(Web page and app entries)
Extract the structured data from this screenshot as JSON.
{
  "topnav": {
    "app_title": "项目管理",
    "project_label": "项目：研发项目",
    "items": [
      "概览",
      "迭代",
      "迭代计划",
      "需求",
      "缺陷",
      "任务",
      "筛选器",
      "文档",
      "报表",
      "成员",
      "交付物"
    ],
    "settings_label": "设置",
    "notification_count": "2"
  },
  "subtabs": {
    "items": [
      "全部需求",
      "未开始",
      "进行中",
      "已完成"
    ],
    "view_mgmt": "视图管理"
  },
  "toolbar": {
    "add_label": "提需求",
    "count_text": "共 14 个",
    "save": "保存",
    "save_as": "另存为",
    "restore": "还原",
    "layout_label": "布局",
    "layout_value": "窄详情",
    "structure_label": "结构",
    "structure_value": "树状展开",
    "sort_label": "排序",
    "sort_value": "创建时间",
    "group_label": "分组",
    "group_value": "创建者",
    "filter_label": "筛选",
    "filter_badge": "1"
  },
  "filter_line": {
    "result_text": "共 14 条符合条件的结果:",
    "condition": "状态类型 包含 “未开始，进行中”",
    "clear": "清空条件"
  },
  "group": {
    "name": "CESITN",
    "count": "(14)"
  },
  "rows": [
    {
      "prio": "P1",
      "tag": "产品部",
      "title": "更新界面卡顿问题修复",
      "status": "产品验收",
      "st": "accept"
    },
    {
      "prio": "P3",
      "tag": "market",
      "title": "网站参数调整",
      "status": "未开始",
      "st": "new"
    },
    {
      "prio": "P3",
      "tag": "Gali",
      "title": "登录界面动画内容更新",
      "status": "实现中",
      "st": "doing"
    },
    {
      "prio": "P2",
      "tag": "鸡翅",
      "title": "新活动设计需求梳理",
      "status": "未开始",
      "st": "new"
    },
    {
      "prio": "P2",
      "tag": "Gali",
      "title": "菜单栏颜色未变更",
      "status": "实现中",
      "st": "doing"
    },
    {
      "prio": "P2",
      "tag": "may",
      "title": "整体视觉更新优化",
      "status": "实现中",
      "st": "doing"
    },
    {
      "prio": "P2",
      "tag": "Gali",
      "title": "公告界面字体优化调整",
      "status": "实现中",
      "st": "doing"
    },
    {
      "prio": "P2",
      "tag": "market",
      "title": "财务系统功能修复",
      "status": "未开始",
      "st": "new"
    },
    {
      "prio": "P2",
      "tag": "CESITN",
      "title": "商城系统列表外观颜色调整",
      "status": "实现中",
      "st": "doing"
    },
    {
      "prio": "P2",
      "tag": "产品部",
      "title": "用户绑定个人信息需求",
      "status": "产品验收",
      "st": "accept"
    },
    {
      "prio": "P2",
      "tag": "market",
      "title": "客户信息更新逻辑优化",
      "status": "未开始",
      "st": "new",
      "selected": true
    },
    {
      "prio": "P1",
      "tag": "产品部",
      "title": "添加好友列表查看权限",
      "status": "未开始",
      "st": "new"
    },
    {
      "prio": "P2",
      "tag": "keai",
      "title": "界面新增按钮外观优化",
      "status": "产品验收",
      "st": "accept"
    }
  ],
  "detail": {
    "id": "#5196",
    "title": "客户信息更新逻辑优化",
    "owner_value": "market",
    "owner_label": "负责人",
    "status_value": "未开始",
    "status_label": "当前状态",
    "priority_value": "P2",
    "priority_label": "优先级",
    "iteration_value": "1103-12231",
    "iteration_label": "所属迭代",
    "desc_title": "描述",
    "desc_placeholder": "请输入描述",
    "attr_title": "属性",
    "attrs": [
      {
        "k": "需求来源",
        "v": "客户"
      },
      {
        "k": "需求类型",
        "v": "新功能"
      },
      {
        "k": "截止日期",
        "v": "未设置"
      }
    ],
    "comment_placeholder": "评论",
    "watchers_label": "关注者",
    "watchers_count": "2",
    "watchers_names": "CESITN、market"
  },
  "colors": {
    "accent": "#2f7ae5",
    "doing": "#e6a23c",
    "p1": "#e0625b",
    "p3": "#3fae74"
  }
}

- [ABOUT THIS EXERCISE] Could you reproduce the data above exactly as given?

- [COMPLETED EXERCISE]
Extract the structured data from this screenshot as JSON.
{
  "topnav": {
    "app_title": "项目管理",
    "project_label": "项目：研发项目",
    "items": [
      "概览",
      "迭代",
      "迭代计划",
      "需求",
      "缺陷",
      "任务",
      "筛选器",
      "文档",
      "报表",
      "成员",
      "交付物"
    ],
    "settings_label": "设置",
    "notification_count": "2"
  },
  "subtabs": {
    "items": [
      "全部需求",
      "未开始",
      "进行中",
      "已完成"
    ],
    "view_mgmt": "视图管理"
  },
  "toolbar": {
    "add_label": "提需求",
    "count_text": "共 14 个",
    "save": "保存",
    "save_as": "另存为",
    "restore": "还原",
    "layout_label": "布局",
    "layout_value": "窄详情",
    "structure_label": "结构",
    "structure_value": "树状展开",
    "sort_label": "排序",
    "sort_value": "创建时间",
    "group_label": "分组",
    "group_value": "创建者",
    "filter_label": "筛选",
    "filter_badge": "1"
  },
  "filter_line": {
    "result_text": "共 14 条符合条件的结果:",
    "condition": "状态类型 包含 “未开始，进行中”",
    "clear": "清空条件"
  },
  "group": {
    "name": "CESITN",
    "count": "(14)"
  },
  "rows": [
    {
      "prio": "P1",
      "tag": "产品部",
      "title": "更新界面卡顿问题修复",
      "status": "产品验收",
      "st": "accept"
    },
    {
      "prio": "P3",
      "tag": "market",
      "title": "网站参数调整",
      "status": "未开始",
      "st": "new"
    },
    {
      "prio": "P3",
      "tag": "Gali",
      "title": "登录界面动画内容更新",
      "status": "实现中",
      "st": "doing"
    },
    {
      "prio": "P2",
      "tag": "鸡翅",
      "title": "新活动设计需求梳理",
      "status": "未开始",
      "st": "new"
    },
    {
      "prio": "P2",
      "tag": "Gali",
      "title": "菜单栏颜色未变更",
      "status": "实现中",
      "st": "doing"
    },
    {
      "prio": "P2",
      "tag": "may",
      "title": "整体视觉更新优化",
      "status": "实现中",
      "st": "doing"
    },
    {
      "prio": "P2",
      "tag": "Gali",
      "title": "公告界面字体优化调整",
      "status": "实现中",
      "st": "doing"
    },
    {
      "prio": "P2",
      "tag": "market",
      "title": "财务系统功能修复",
      "status": "未开始",
      "st": "new"
    },
    {
      "prio": "P2",
      "tag": "CESITN",
      "title": "商城系统列表外观颜色调整",
      "status": "实现中",
      "st": "doing"
    },
    {
      "prio": "P2",
      "tag": "产品部",
      "title": "用户绑定个人信息需求",
      "status": "产品验收",
      "st": "accept"
    },
    {
      "prio": "P2",
      "tag": "market",
      "title": "客户信息更新逻辑优化",
      "status": "未开始",
      "st": "new",
      "selected": true
    },
    {
      "prio": "P1",
      "tag": "产品部",
      "title": "添加好友列表查看权限",
      "status": "未开始",
      "st": "new"
    },
    {
      "prio": "P2",
      "tag": "keai",
      "title": "界面新增按钮外观优化",
      "status": "产品验收",
      "st": "accept"
    }
  ],
  "detail": {
    "id": "#5196",
    "title": "客户信息更新逻辑优化",
    "owner_value": "market",
    "owner_label": "负责人",
    "status_value": "未开始",
    "status_label": "当前状态",
    "priority_value": "P2",
    "priority_label": "优先级",
    "iteration_value": "1103-12231",
    "iteration_label": "所属迭代",
    "desc_title": "描述",
    "desc_placeholder": "请输入描述",
    "attr_title": "属性",
    "attrs": [
      {
        "k": "需求来源",
        "v": "客户"
      },
      {
        "k": "需求类型",
        "v": "新功能"
      },
      {
        "k": "截止日期",
        "v": "未设置"
      }
    ],
    "comment_placeholder": "评论",
    "watchers_label": "关注者",
    "watchers_count": "2",
    "watchers_names": "CESITN、market"
  },
  "colors": {
    "accent": "#2f7ae5",
    "doing": "#e6a23c",
    "p1": "#e0625b",
    "p3": "#3fae74"
  }
}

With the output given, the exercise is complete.